Tara Kiran is a family physician at the St. Michael’s Hospital Academic Family Health Team and the Fidani Chair of Improvement and Innovation at the University of Toronto.
Irfan Dhalla is a general internist and Vice-President of  Physician Quality, and Director of the Care Experience Institute at Unity Health Toronto.

Picture of Tara Kiran


The two of us – married with 3 children, one a family physician and the other a general internist – left for a family vacation to Panama on March 7th. It is not an exaggeration to say that health care in Canada changed more during the 2 weeks we were away than it did during the 2 decades since we were medical students.

Picture of Irfan Dhalla

The COVID-19 pandemic will go on for many months, and we hope to share our thoughts here each week. In this initial blog, we will share our thoughts about travel, based largely on our recent experience in Panama, Miami and Toronto.

In Panama, the government decided to shut down all international travel just 10 days after its first COVID-19 case. When we heard the news, we hustled to get an earlier flight home. On our drive back into Panama City, health care workers checked our temperatures through the windows of our rental car at a highway checkpoint. (Our temperatures had also been checked several days earlier at the airport, before boarding a domestic flight.) Our best guess is that if any of us had been febrile, we would have not been allowed back into Panama’s capital. Only afebrile passengers with a confirmed flight were allowed into the international airport, and every restaurant in the airport but one was closed.

The contrast with Miami, where we had a stop-over, was stark. The airport in Miami was crowded, virtually every restaurant was open, hand hygiene was abysmal, and signage was minimal and woefully out of date. A sticker on the cubicle of the customs and border patrol officer informed us to watch out for symptoms if we had recently been to China. This was several days after the World Health Organization had declared a pandemic, and long after it had become clear that COVID-19 was hitting the US hard. If any of the five of us ends up developing COVID-19 over the next two weeks, by far the most likely source of transmission will have been Miami International Airport.

Toronto was between these two extremes. There was plenty of signage and hand sanitizer in the airport, and border security agents gave us a handout on COVID-19 a few minutes after we landed. But, there was no social distancing at passport control or the baggage claims area. When we cleared customs, we were asked but not required to self-isolate. The Tim Horton’s was open, and it was still possible to get a double double.

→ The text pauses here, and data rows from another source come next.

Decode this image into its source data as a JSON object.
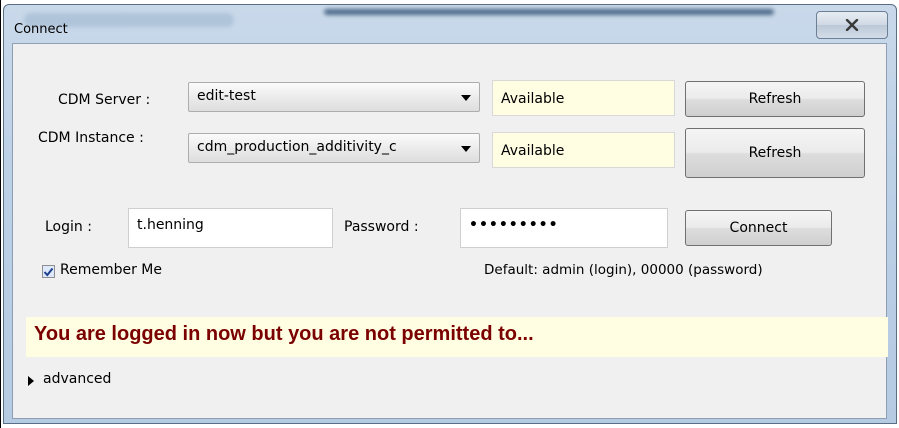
{
  "window": {
    "title": "Connect",
    "close_icon": "close-icon"
  },
  "server": {
    "label": "CDM Server :",
    "selected": "edit-test",
    "status": "Available",
    "refresh_label": "Refresh"
  },
  "instance": {
    "label": "CDM Instance :",
    "selected": "cdm_production_additivity_c",
    "status": "Available",
    "refresh_label": "Refresh"
  },
  "login": {
    "label": "Login :",
    "value": "t.henning",
    "password_label": "Password :",
    "password_value": "•••••••••",
    "connect_label": "Connect",
    "remember_label": "Remember Me",
    "remember_checked": true,
    "default_hint": "Default: admin (login), 00000 (password)"
  },
  "message": "You are logged in now but you are not permitted to...",
  "advanced": {
    "label": "advanced",
    "expanded": false
  },
  "colors": {
    "message_text": "#7b0000",
    "status_bg": "#fffde2",
    "titlebar": "#bcd0e6"
  }
}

In all three countries, our journey depended on airport staff, food handlers, taxi drivers and others. How much education did our Toronto taxi driver receive about protecting himself from COVID-19, and from whom? If he were to develop COVID-19, how many people will have been in contact with him during the time he is infectious? Has he been assured that if he can’t drive because he’s sick, he will receive some other source of income? Has he been asked or required to keep a log of passengers? We doubt it.

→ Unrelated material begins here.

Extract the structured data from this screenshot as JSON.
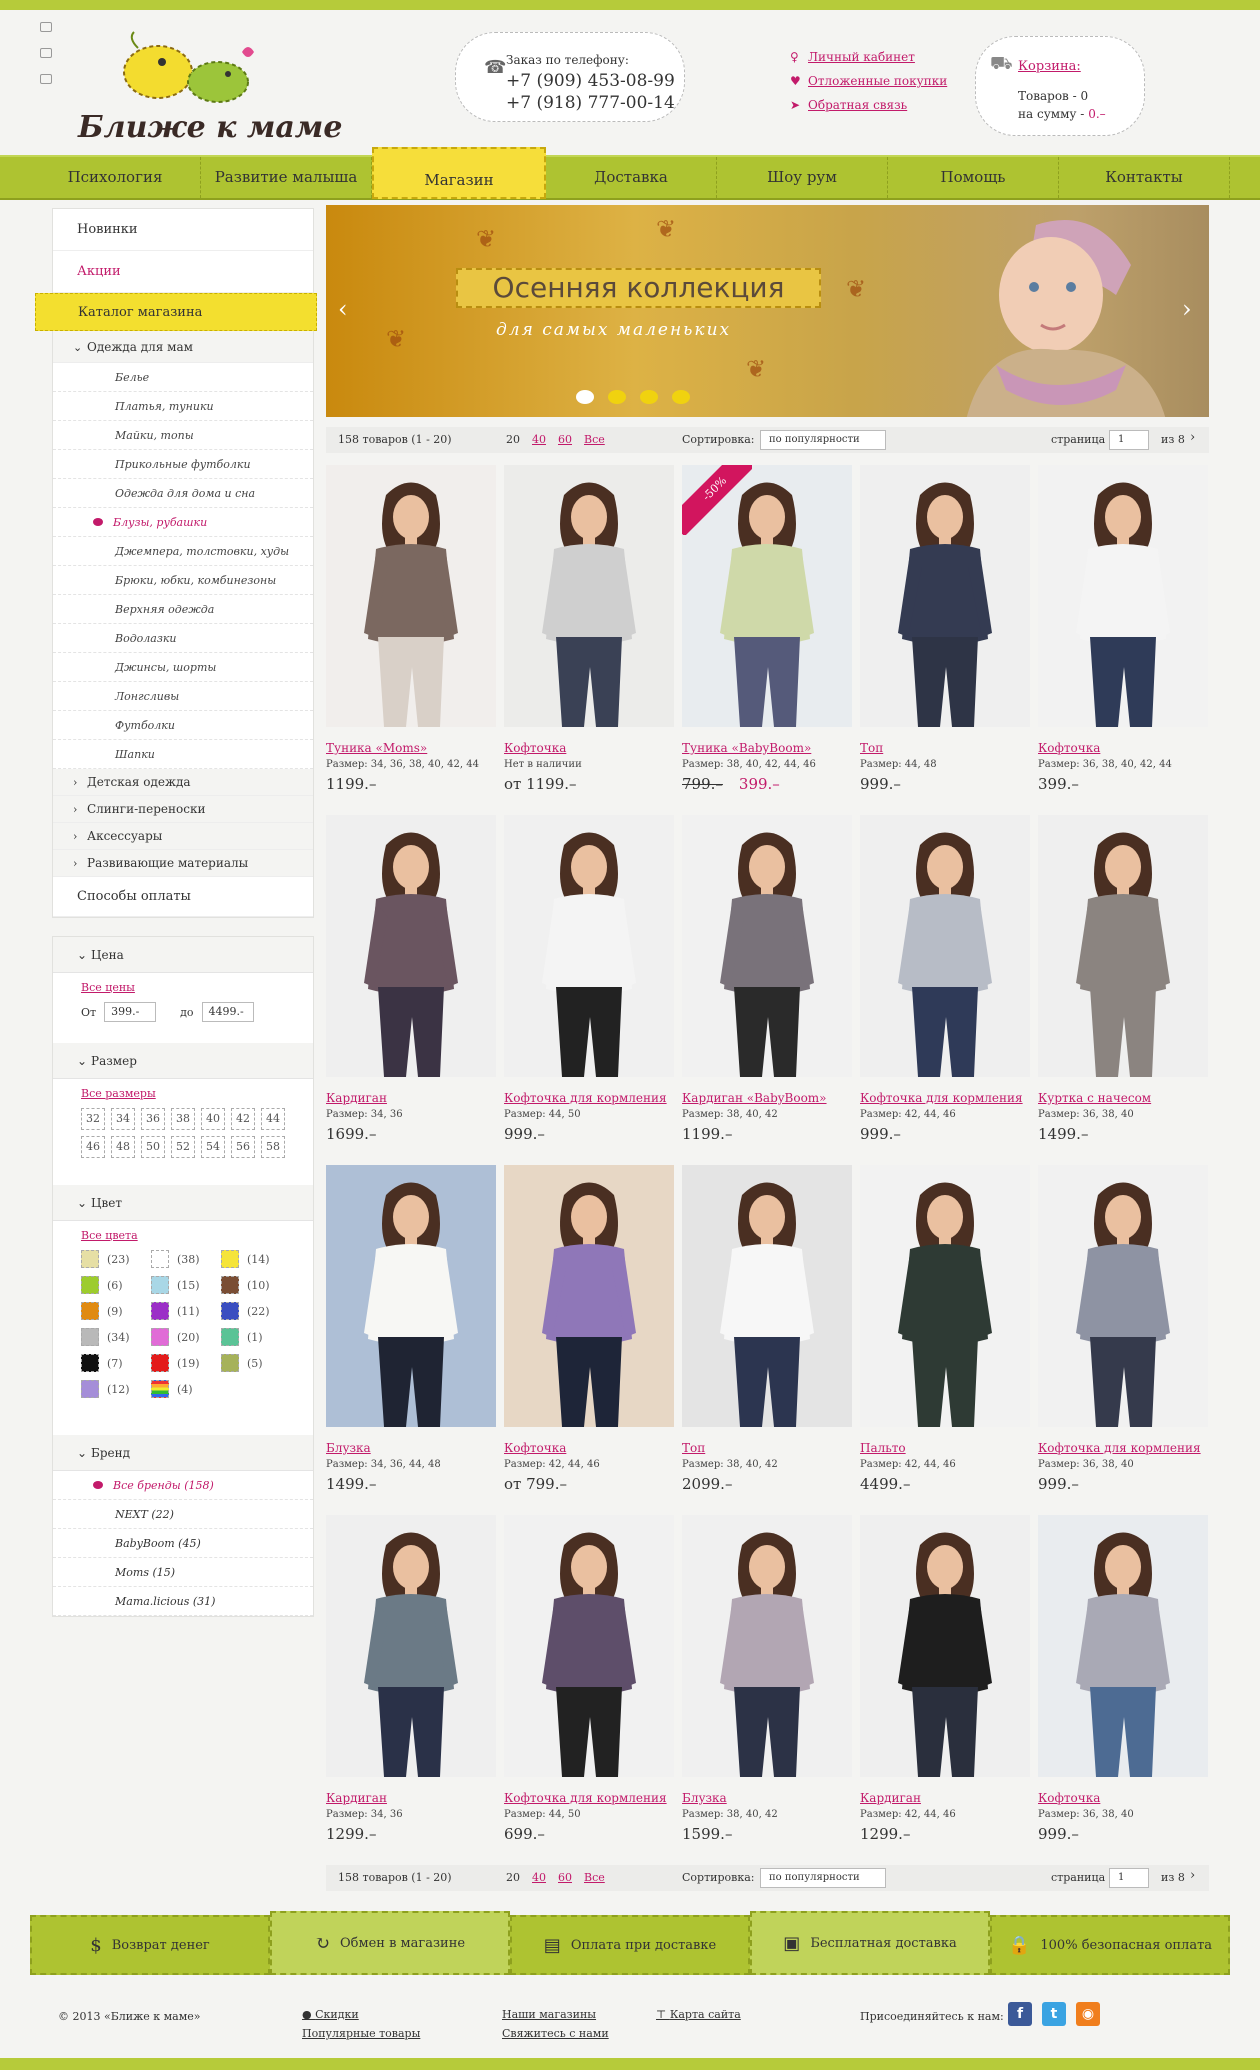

Limiting international and domestic travel, suddenly and totally, affects people in obviously important ways. Families cannot be reunited. Students cannot get back to school. People cannot get back to their jobs. We met several Europeans who will likely be stranded in Panama for at least a month, possibly longer. Other countries have taken similarly stringent approaches.

At the same time, there is no doubt that travel accelerates the rate at which new infectious diseases spread around the globe. Social distancing at airports, travel stations and bus depots is exceedingly difficult if not impossible. Travellers are not only vulnerable to the strength of containment efforts in the region they are visiting, they also put others at risk. It is easy to understand why many countries have taken a very strict approach.

But domestic and even international travel cannot be shut down forever.

Perhaps there is a middle ground that we can follow over the coming months, as we deal with both the “hammer” and the ensuing “dance.”

Until we have “flattened the curve” severe travel restrictions make sense. Even after the curve has started to flatten, all of us should probably limit discretionary travel, both across international borders and even within countries. That way, people living in cities and towns without ongoing community spread of COVID-19 can more easily be protected. Smaller numbers of travellers will also allow for easier implementation of strategies that improve safety for both travellers and those who work in the travel industry.

Transportation hubs – bus depots, train stations and airports – should employ more staff to minimize crowding and to screen travellers. More education and support should be provided to taxi drivers, baggage handlers and others. Essential workers need to know how to protect themselves from COVID-19, and they need to feel confident that they won’t go broke if they get sick. And maybe all inter-city travellers should be registered, to facilitate contact tracing when needed.

Travel practices need to change radically for us to minimize the number of people harmed by COVID-19.